Going into the final stretch before Election Day Tuesday, Ron Todd, the Republican candidate for insurance commissioner, continues to emphasize the experience he has gained during 34 years with the Kansas Department of Insurance.
Todd, who is from Lawrence, currently is assistant insurance commissioner under Fletcher Bell.
He said over the last 10 years, the insurance commissioner's office has been able to return $5 million a year to Kansans as the result of investigating questions raised about insurance claims.
"Another thing we point to with pride is that Kansas is the 46th lowest state in the United States on average auto insurance premiums. Regardless of how high we think rates are, there are a lot of places that are worse," he said.
"The issue is who is most qualified to do the job, which is to enforce the laws of the state. I'm very proud of the record our department has."
INTERVIEWED Wednesday, Todd, 58, also said he has had to continue fending off criticism from his Democratic opponent, State Sen. Paul Feleciano, Wichita, about Todd's decision to retire in 1988, begin collecting a state pension, and then be rehired for his previous position.
Feleciano questioned Todd's integrity after Todd took advantage of a law that allowed him to begin collecting an $18,000-a-year state pension and be rehired as assistant insurance commissioner and collect an annual salary of $51,480.
Concerning the pension, Todd says it isn't costing taxpayers any money and Feleciano is "misrepresenting the facts.

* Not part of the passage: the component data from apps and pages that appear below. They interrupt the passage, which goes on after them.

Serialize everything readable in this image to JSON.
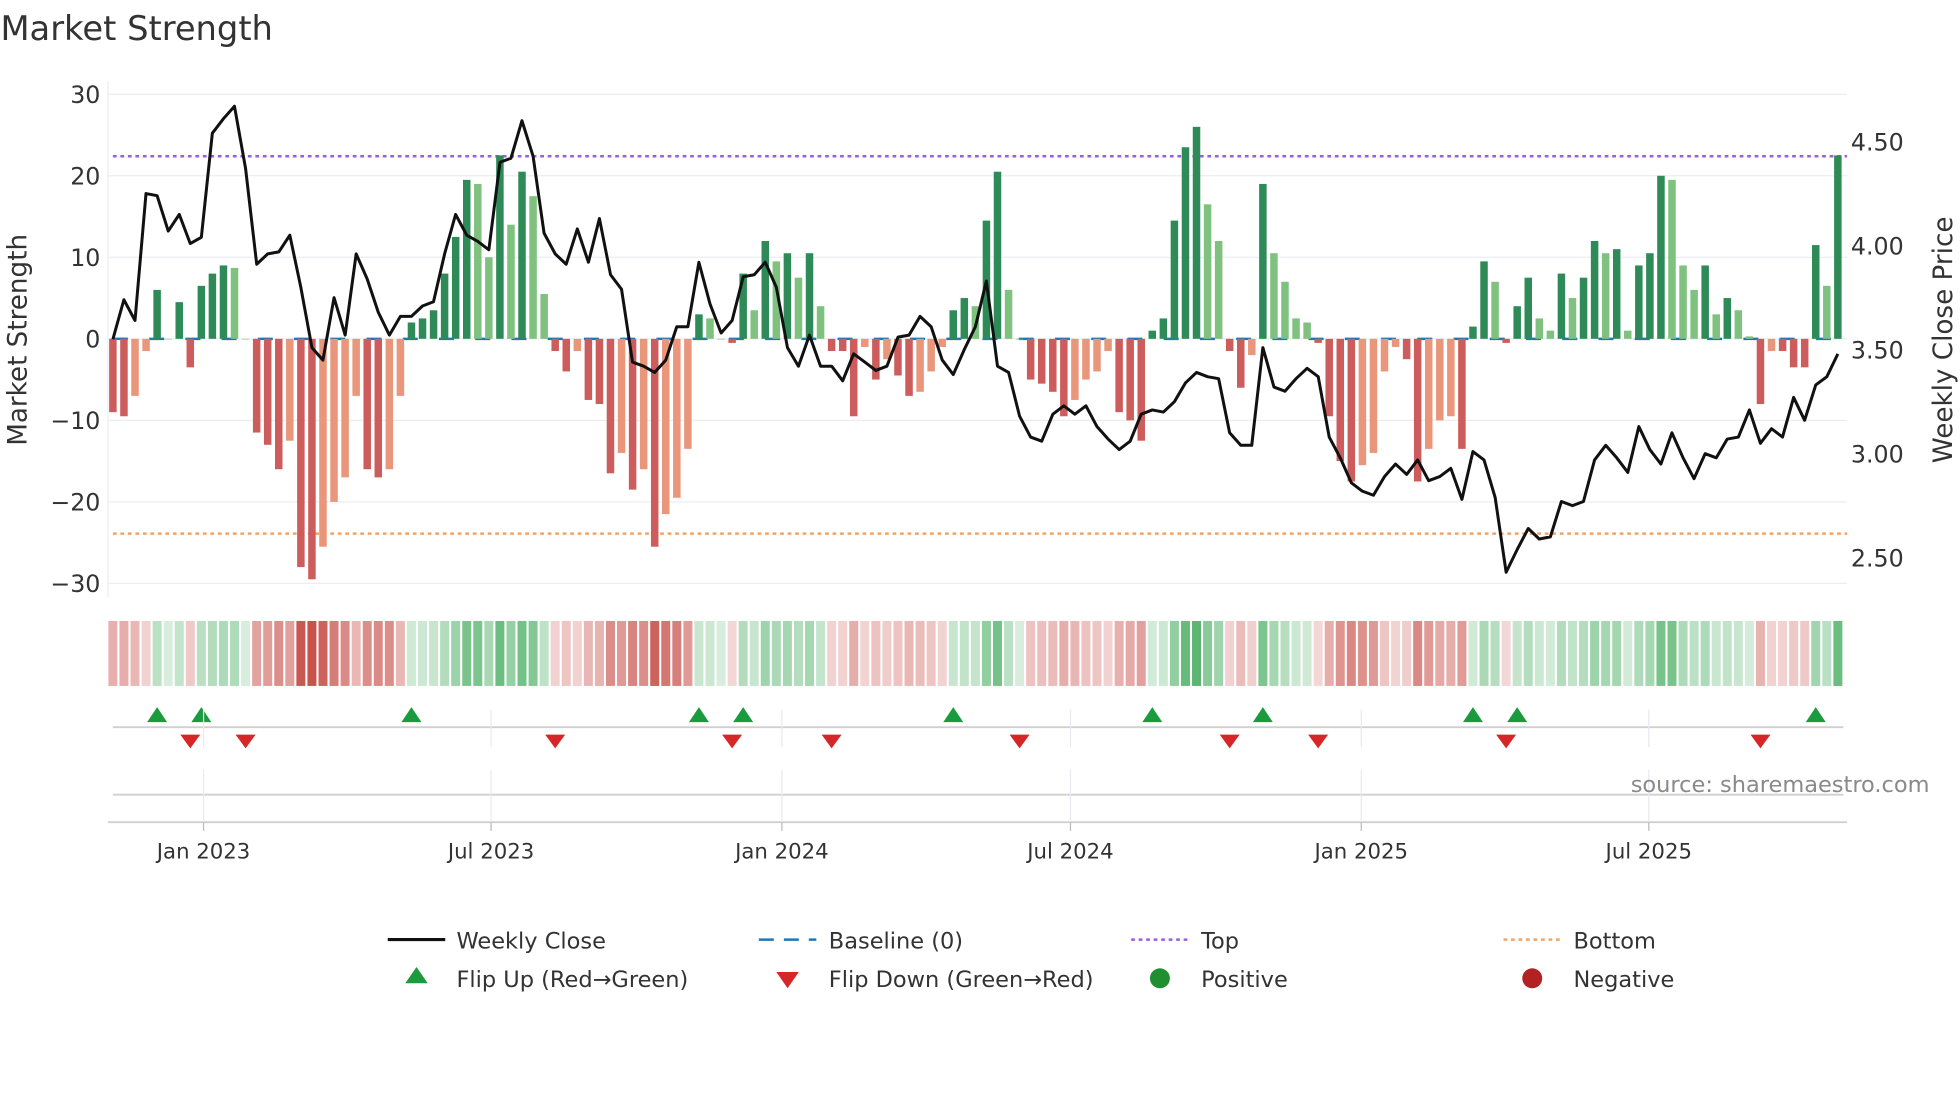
{
  "chart_data": {
    "type": "bar",
    "title": "Market Strength",
    "ylabel": "Market Strength",
    "y2label": "Weekly Close Price",
    "ylim": [
      -31.7,
      31.6
    ],
    "y2lim": [
      2.31,
      4.79
    ],
    "yticks": [
      30,
      20,
      10,
      0,
      -10,
      -20,
      -30
    ],
    "ytick_labels": [
      "30",
      "20",
      "10",
      "0",
      "−10",
      "−20",
      "−30"
    ],
    "y2ticks": [
      4.5,
      4.0,
      3.5,
      3.0,
      2.5
    ],
    "y2tick_labels": [
      "4.50",
      "4.00",
      "3.50",
      "3.00",
      "2.50"
    ],
    "xticks": [
      {
        "week": 8.2,
        "label": "Jan 2023"
      },
      {
        "week": 34.2,
        "label": "Jul 2023"
      },
      {
        "week": 60.5,
        "label": "Jan 2024"
      },
      {
        "week": 86.6,
        "label": "Jul 2024"
      },
      {
        "week": 112.9,
        "label": "Jan 2025"
      },
      {
        "week": 138.9,
        "label": "Jul 2025"
      }
    ],
    "top_level": 22.4,
    "bottom_level": -23.9,
    "strength": [
      -9,
      -9.5,
      -7,
      -1.5,
      6,
      0,
      4.5,
      -3.5,
      6.5,
      8,
      9,
      8.7,
      0,
      -11.5,
      -13,
      -16,
      -12.5,
      -28,
      -29.5,
      -25.5,
      -20,
      -17,
      -7,
      -16,
      -17,
      -16,
      -7,
      2,
      2.5,
      3.5,
      8,
      12.5,
      19.5,
      19,
      10,
      22.5,
      14,
      20.5,
      17.5,
      5.5,
      -1.5,
      -4,
      -1.5,
      -7.5,
      -8,
      -16.5,
      -14,
      -18.5,
      -16,
      -25.5,
      -21.5,
      -19.5,
      -13.5,
      3,
      2.5,
      0,
      -0.5,
      8,
      3.5,
      12,
      9.5,
      10.5,
      7.5,
      10.5,
      4,
      -1.5,
      -1.5,
      -9.5,
      -1,
      -5,
      -2.5,
      -4.5,
      -7,
      -6.5,
      -4,
      -1,
      3.5,
      5,
      4,
      14.5,
      20.5,
      6,
      0,
      -5,
      -5.5,
      -6.5,
      -9.5,
      -7.5,
      -5,
      -4,
      -1.5,
      -9,
      -10,
      -12.5,
      1,
      2.5,
      14.5,
      23.5,
      26,
      16.5,
      12,
      -1.5,
      -6,
      -2,
      19,
      10.5,
      7,
      2.5,
      2,
      -0.5,
      -9.5,
      -15,
      -17.5,
      -15.5,
      -14,
      -4,
      -1,
      -2.5,
      -17.5,
      -13.5,
      -10,
      -9.5,
      -13.5,
      1.5,
      9.5,
      7,
      -0.5,
      4,
      7.5,
      2.5,
      1,
      8,
      5,
      7.5,
      12,
      10.5,
      11,
      1,
      9,
      10.5,
      20,
      19.5,
      9,
      6,
      9,
      3,
      5,
      3.5,
      0.3,
      -8,
      -1.5,
      -1.5,
      -3.5,
      -3.5,
      11.5,
      6.5,
      22.5
    ],
    "weekly_close": [
      3.55,
      3.74,
      3.64,
      4.25,
      4.24,
      4.07,
      4.15,
      4.01,
      4.04,
      4.54,
      4.61,
      4.67,
      4.37,
      3.91,
      3.96,
      3.97,
      4.05,
      3.8,
      3.51,
      3.45,
      3.75,
      3.57,
      3.96,
      3.84,
      3.68,
      3.57,
      3.66,
      3.66,
      3.71,
      3.73,
      3.96,
      4.15,
      4.05,
      4.02,
      3.98,
      4.4,
      4.42,
      4.6,
      4.43,
      4.06,
      3.96,
      3.91,
      4.08,
      3.92,
      4.13,
      3.86,
      3.79,
      3.44,
      3.42,
      3.39,
      3.45,
      3.61,
      3.61,
      3.92,
      3.72,
      3.58,
      3.64,
      3.85,
      3.86,
      3.92,
      3.8,
      3.51,
      3.42,
      3.57,
      3.42,
      3.42,
      3.35,
      3.48,
      3.44,
      3.4,
      3.42,
      3.56,
      3.57,
      3.66,
      3.61,
      3.45,
      3.38,
      3.5,
      3.61,
      3.83,
      3.42,
      3.39,
      3.18,
      3.08,
      3.06,
      3.19,
      3.23,
      3.19,
      3.23,
      3.13,
      3.07,
      3.02,
      3.06,
      3.19,
      3.21,
      3.2,
      3.25,
      3.34,
      3.39,
      3.37,
      3.36,
      3.1,
      3.04,
      3.04,
      3.51,
      3.32,
      3.3,
      3.36,
      3.41,
      3.37,
      3.08,
      2.98,
      2.86,
      2.82,
      2.8,
      2.89,
      2.95,
      2.9,
      2.97,
      2.87,
      2.89,
      2.93,
      2.78,
      3.01,
      2.97,
      2.79,
      2.43,
      2.54,
      2.64,
      2.59,
      2.6,
      2.77,
      2.75,
      2.77,
      2.97,
      3.04,
      2.98,
      2.91,
      3.13,
      3.02,
      2.95,
      3.1,
      2.98,
      2.88,
      3.0,
      2.98,
      3.07,
      3.08,
      3.21,
      3.05,
      3.12,
      3.08,
      3.27,
      3.16,
      3.33,
      3.37,
      3.48
    ],
    "flip_up_weeks": [
      4,
      8,
      27,
      53,
      57,
      76,
      94,
      104,
      123,
      127,
      154
    ],
    "flip_down_weeks": [
      7,
      12,
      40,
      56,
      65,
      82,
      101,
      109,
      126,
      149
    ],
    "legend": {
      "weekly_close": "Weekly Close",
      "baseline": "Baseline (0)",
      "top": "Top",
      "bottom": "Bottom",
      "flip_up": "Flip Up (Red→Green)",
      "flip_down": "Flip Down (Green→Red)",
      "positive": "Positive",
      "negative": "Negative"
    },
    "legend_placement": "bottom",
    "grid": true
  },
  "source": "source: sharemaestro.com",
  "colors": {
    "pos_strong": "#2e8b57",
    "pos_weak": "#7fc17f",
    "neg_strong": "#cd5c5c",
    "neg_weak": "#e9967a",
    "baseline": "#1f77b4",
    "top": "#9b5de5",
    "bottom": "#f4a460",
    "line": "#111111",
    "flip_up": "#1a9c3e",
    "flip_down": "#d62728",
    "positive": "#1f8f2f",
    "negative": "#b22222"
  }
}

"I retired after (over) 40 years in the retirement system, seven years with the city of Lawrence and 34 with the state," he said. "It was like any other retirement program. The money was paid into a trust fund."
TODD WOULD not comment on recent reports that Feleciano has been sued several times for not paying bills, that his wages as a senator had been garnished and that the Internal Revenue Service had filed liens against his property.
"I don't have any particular comment on it, except that he's always portraying me as not having integrity," Todd said.
He also had little to say about a recent attack on the insurance commissioner's office by a number of former employes, who said the relationship between the office and insurance company officials was too cozy.
Todd said that the former employees who made the charge left the department six or seven years ago and have an ax to grind.
Todd acknowledged that he has accepted campaign money from individuals connected in some way with the insurance industry. But he said these people are contributing "because they want a commissioner that's fair and consistent."
TODD SAID that lower medical malpractice rates announced this year by retiring Insurance Commissioner Fletcher Bell were the result of a tort reform bill passed by the Legislature that puts a $250,000 cap on payments for pain and suffering.
Todd said he testified before the Legislature in favor of tort reform and criticized Feleciano for what he said was "resistance" to tort reform on medical malpractice.